**REQUIREMENT**
The word "fichier" may appear in some lines of the data; copy every such line.

---------- RECORDS PROVIDED ----------

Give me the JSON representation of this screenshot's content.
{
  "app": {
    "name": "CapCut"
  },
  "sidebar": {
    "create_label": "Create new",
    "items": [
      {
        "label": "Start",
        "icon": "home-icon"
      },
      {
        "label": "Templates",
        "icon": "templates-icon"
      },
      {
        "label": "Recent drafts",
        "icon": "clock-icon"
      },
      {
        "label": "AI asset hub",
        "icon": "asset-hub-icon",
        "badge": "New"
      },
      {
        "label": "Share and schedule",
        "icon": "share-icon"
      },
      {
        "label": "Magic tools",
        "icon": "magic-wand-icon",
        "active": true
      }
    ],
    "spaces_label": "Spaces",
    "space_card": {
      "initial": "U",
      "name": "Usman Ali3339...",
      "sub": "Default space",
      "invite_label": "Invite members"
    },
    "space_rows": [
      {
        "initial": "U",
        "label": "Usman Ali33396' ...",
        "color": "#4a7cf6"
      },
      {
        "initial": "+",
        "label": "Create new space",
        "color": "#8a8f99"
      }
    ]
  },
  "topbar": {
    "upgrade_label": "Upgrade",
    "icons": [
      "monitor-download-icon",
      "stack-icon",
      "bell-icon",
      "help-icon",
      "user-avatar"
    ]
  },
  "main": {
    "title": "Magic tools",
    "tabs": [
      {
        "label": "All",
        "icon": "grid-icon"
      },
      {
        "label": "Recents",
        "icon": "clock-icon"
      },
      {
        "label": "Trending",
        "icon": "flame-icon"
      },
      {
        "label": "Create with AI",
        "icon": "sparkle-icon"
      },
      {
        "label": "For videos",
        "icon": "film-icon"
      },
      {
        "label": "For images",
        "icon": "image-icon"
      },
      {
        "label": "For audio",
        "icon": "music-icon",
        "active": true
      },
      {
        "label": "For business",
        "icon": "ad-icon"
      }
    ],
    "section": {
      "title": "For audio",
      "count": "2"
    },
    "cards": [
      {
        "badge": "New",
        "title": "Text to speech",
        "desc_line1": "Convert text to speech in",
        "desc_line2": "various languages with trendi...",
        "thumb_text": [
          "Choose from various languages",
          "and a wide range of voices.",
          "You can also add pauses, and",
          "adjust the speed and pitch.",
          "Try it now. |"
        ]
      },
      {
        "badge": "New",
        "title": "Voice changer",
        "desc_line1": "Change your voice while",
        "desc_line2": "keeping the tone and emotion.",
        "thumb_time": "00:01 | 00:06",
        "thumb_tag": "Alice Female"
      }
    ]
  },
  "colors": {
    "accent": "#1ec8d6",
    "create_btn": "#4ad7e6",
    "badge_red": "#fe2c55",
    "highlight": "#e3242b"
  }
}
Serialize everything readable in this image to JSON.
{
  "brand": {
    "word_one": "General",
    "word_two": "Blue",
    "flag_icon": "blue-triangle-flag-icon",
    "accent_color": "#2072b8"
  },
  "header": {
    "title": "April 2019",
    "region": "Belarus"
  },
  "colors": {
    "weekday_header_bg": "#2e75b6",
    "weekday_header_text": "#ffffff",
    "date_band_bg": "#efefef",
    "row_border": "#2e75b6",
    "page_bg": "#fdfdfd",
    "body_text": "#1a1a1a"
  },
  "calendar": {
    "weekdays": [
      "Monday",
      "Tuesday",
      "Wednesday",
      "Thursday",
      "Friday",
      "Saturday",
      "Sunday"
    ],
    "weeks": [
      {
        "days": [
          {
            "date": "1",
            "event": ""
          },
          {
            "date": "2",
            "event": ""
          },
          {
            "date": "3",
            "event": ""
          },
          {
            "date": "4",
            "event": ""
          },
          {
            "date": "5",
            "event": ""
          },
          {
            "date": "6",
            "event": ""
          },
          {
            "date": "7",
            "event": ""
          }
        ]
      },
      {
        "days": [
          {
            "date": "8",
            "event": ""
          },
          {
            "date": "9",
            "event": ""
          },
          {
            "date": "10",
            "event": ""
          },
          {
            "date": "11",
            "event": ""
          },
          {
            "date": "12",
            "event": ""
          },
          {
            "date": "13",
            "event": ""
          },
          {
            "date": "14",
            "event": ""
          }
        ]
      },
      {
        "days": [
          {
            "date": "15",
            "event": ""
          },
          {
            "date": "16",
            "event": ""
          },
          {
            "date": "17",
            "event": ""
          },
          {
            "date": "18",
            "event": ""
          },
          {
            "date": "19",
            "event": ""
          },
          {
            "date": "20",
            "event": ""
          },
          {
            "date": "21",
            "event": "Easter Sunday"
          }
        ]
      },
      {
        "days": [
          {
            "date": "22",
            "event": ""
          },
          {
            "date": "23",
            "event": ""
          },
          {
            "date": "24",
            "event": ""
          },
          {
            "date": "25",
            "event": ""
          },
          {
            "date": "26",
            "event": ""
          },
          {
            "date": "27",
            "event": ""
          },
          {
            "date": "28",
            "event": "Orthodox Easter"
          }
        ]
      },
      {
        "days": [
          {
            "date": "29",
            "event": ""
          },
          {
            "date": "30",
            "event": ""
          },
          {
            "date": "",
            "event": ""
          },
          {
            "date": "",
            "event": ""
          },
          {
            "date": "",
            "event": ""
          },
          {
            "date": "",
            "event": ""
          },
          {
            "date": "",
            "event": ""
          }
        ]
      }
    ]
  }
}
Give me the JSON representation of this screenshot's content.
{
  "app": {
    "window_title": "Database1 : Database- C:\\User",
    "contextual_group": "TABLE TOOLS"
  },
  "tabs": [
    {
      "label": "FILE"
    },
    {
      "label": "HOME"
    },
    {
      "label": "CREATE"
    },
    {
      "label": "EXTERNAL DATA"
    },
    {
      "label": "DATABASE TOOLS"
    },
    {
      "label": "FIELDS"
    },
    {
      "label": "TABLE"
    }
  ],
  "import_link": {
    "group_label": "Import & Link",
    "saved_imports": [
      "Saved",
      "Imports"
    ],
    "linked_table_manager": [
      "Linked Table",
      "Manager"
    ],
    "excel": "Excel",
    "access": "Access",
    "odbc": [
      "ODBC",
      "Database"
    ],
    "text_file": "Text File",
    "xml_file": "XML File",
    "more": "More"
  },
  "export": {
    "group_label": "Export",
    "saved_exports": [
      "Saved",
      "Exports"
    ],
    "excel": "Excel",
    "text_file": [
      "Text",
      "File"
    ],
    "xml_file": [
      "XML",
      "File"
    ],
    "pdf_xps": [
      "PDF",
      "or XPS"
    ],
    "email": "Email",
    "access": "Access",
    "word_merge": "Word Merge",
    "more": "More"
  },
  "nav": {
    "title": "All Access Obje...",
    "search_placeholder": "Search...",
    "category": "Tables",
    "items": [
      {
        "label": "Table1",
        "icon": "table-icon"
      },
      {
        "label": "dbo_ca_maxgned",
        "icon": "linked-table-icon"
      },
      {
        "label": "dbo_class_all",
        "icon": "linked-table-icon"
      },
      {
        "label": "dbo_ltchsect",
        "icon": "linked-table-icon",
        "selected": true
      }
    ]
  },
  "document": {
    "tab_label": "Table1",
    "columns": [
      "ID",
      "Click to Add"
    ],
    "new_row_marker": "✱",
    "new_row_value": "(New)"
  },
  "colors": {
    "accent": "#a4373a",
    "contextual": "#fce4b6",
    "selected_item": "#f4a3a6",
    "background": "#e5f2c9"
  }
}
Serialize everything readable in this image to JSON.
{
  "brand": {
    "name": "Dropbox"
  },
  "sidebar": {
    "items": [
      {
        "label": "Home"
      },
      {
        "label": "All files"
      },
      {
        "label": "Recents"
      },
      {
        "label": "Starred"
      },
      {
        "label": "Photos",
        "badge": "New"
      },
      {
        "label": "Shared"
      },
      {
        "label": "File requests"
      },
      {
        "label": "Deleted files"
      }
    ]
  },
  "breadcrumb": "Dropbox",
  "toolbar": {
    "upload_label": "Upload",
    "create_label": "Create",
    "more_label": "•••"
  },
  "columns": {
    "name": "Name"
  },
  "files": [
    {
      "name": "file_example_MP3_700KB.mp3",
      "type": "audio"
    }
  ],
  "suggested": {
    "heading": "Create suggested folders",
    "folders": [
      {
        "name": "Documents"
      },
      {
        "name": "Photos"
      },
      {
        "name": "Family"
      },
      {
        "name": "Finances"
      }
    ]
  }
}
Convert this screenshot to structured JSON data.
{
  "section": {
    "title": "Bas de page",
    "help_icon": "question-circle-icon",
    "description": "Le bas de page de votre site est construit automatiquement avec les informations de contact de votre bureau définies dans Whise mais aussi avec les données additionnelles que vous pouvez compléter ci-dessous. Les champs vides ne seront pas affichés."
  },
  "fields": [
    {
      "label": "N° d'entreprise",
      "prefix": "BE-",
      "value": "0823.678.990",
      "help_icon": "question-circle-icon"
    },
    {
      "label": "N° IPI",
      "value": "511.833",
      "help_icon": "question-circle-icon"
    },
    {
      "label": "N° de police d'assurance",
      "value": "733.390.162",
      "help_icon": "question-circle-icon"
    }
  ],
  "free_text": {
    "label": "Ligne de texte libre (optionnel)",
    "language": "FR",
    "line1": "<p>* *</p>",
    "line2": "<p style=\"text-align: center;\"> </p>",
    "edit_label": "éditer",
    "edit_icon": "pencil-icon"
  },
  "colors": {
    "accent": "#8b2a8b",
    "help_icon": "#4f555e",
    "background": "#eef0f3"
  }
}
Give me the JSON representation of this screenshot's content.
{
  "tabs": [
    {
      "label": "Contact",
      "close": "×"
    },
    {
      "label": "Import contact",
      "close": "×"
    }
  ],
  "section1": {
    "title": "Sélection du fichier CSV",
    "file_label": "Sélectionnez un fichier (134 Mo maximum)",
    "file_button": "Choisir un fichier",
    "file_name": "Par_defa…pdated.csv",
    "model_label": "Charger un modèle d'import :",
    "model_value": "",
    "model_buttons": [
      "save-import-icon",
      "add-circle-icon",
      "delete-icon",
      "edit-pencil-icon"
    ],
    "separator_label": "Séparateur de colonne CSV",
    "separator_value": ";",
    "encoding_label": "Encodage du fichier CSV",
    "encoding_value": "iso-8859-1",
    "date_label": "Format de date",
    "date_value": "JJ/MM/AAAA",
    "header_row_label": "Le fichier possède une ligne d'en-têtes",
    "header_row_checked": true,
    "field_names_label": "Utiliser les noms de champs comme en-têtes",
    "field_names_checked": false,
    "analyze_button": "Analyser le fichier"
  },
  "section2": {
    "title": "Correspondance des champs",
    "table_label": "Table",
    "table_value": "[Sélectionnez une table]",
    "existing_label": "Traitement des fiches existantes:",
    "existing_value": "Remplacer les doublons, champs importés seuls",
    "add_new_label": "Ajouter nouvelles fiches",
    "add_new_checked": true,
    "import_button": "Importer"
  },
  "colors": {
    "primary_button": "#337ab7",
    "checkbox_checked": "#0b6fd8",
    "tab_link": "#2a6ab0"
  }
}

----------

**WORKED SOLUTION**
    "title": "Sélection du fichier CSV",
    "file_label": "Sélectionnez un fichier (134 Mo maximum)",
    "file_button": "Choisir un fichier",
    "encoding_label": "Encodage du fichier CSV",
    "header_row_label": "Le fichier possède une ligne d'en-têtes",
    "analyze_button": "Analyser le fichier"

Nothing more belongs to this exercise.